→ **What is required**: Below are records to repeat exactly. Omit the pictures from the copy.

→ **Material for the task**:

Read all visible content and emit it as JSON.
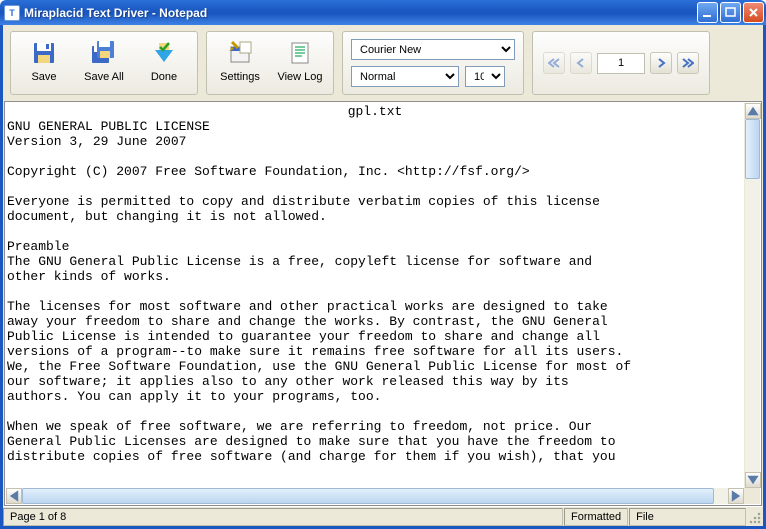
{
  "window": {
    "title": "Miraplacid Text Driver - Notepad"
  },
  "toolbar": {
    "save": "Save",
    "save_all": "Save All",
    "done": "Done",
    "settings": "Settings",
    "view_log": "View Log"
  },
  "font": {
    "name": "Courier New",
    "style": "Normal",
    "size": "10"
  },
  "pager": {
    "current": "1"
  },
  "document": {
    "filename": "gpl.txt",
    "body": "GNU GENERAL PUBLIC LICENSE\nVersion 3, 29 June 2007\n\nCopyright (C) 2007 Free Software Foundation, Inc. <http://fsf.org/>\n\nEveryone is permitted to copy and distribute verbatim copies of this license\ndocument, but changing it is not allowed.\n\nPreamble\nThe GNU General Public License is a free, copyleft license for software and\nother kinds of works.\n\nThe licenses for most software and other practical works are designed to take\naway your freedom to share and change the works. By contrast, the GNU General\nPublic License is intended to guarantee your freedom to share and change all\nversions of a program--to make sure it remains free software for all its users.\nWe, the Free Software Foundation, use the GNU General Public License for most of\nour software; it applies also to any other work released this way by its\nauthors. You can apply it to your programs, too.\n\nWhen we speak of free software, we are referring to freedom, not price. Our\nGeneral Public Licenses are designed to make sure that you have the freedom to\ndistribute copies of free software (and charge for them if you wish), that you"
  },
  "status": {
    "page": "Page 1 of 8",
    "mode": "Formatted",
    "source": "File"
  }
}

→ **Reply**:
Read all visible content and emit it as JSON.
{
  "window": {
    "title": "Miraplacid Text Driver - Notepad"
  },
  "toolbar": {
    "save": "Save",
    "save_all": "Save All",
    "done": "Done",
    "settings": "Settings",
    "view_log": "View Log"
  },
  "font": {
    "name": "Courier New",
    "style": "Normal",
    "size": "10"
  },
  "pager": {
    "current": "1"
  },
  "document": {
    "filename": "gpl.txt",
    "body": "GNU GENERAL PUBLIC LICENSE\nVersion 3, 29 June 2007\n\nCopyright (C) 2007 Free Software Foundation, Inc. <http://fsf.org/>\n\nEveryone is permitted to copy and distribute verbatim copies of this license\ndocument, but changing it is not allowed.\n\nPreamble\nThe GNU General Public License is a free, copyleft license for software and\nother kinds of works.\n\nThe licenses for most software and other practical works are designed to take\naway your freedom to share and change the works. By contrast, the GNU General\nPublic License is intended to guarantee your freedom to share and change all\nversions of a program--to make sure it remains free software for all its users.\nWe, the Free Software Foundation, use the GNU General Public License for most of\nour software; it applies also to any other work released this way by its\nauthors. You can apply it to your programs, too.\n\nWhen we speak of free software, we are referring to freedom, not price. Our\nGeneral Public Licenses are designed to make sure that you have the freedom to\ndistribute copies of free software (and charge for them if you wish), that you"
  },
  "status": {
    "page": "Page 1 of 8",
    "mode": "Formatted",
    "source": "File"
  }
}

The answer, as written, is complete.